→ EXERCISE INSTRUCTIONS:
Filter these entries so that only lines with the word "description" remain.
RECORDED INFORMATION Start Marker
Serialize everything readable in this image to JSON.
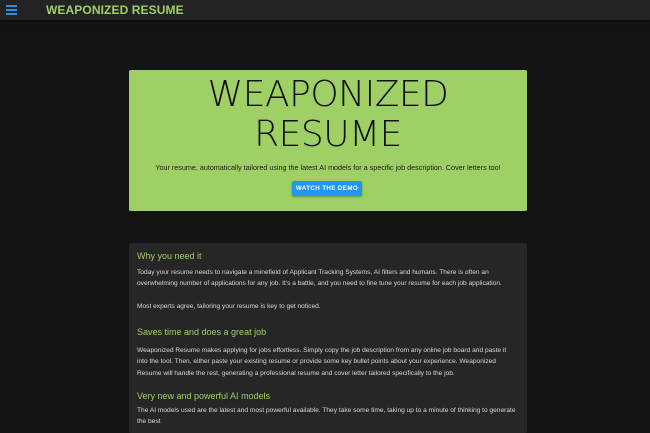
{
  "header": {
    "brand": "WEAPONIZED RESUME",
    "menu_icon": "menu-icon"
  },
  "hero": {
    "title_line1": "WEAPONIZED",
    "title_line2": "RESUME",
    "subtitle": "Your resume, automatically tailored using the latest AI models for a specific job description. Cover letters too!",
    "button_label": "WATCH THE DEMO"
  },
  "sections": [
    {
      "heading": "Why you need it",
      "paragraphs": [
        "Today your resume needs to navigate a minefield of Applicant Tracking Systems, AI filters and humans. There is often an overwhelming number of applications for any job. It's a battle, and you need to fine tune your resume for each job application.",
        "Most experts agree, tailoring your resume is key to get noticed."
      ]
    },
    {
      "heading": "Saves time and does a great job",
      "paragraphs": [
        "Weaponized Resume makes applying for jobs effortless. Simply copy the job description from any online job board and paste it into the tool. Then, either paste your existing resume or provide some key bullet points about your experience. Weaponized Resume will handle the rest, generating a professional resume and cover letter tailored specifically to the job."
      ]
    },
    {
      "heading": "Very new and powerful AI models",
      "paragraphs": [
        "The AI models used are the latest and most powerful available. They take some time, taking up to a minute of thinking to generate the best"
      ]
    }
  ],
  "colors": {
    "accent_green": "#9fd066",
    "button_blue": "#2296f3",
    "background": "#141414",
    "card": "#262626"
  }
}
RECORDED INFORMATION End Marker
→ THE COMPLETED TASK:
    "subtitle": "Your resume, automatically tailored using the latest AI models for a specific job description. Cover letters too!",
        "Weaponized Resume makes applying for jobs effortless. Simply copy the job description from any online job board and paste it into the tool. Then, either paste your existing resume or provide some key bullet points about your experience. Weaponized Resume will handle the rest, generating a professional resume and cover letter tailored specifically to the job."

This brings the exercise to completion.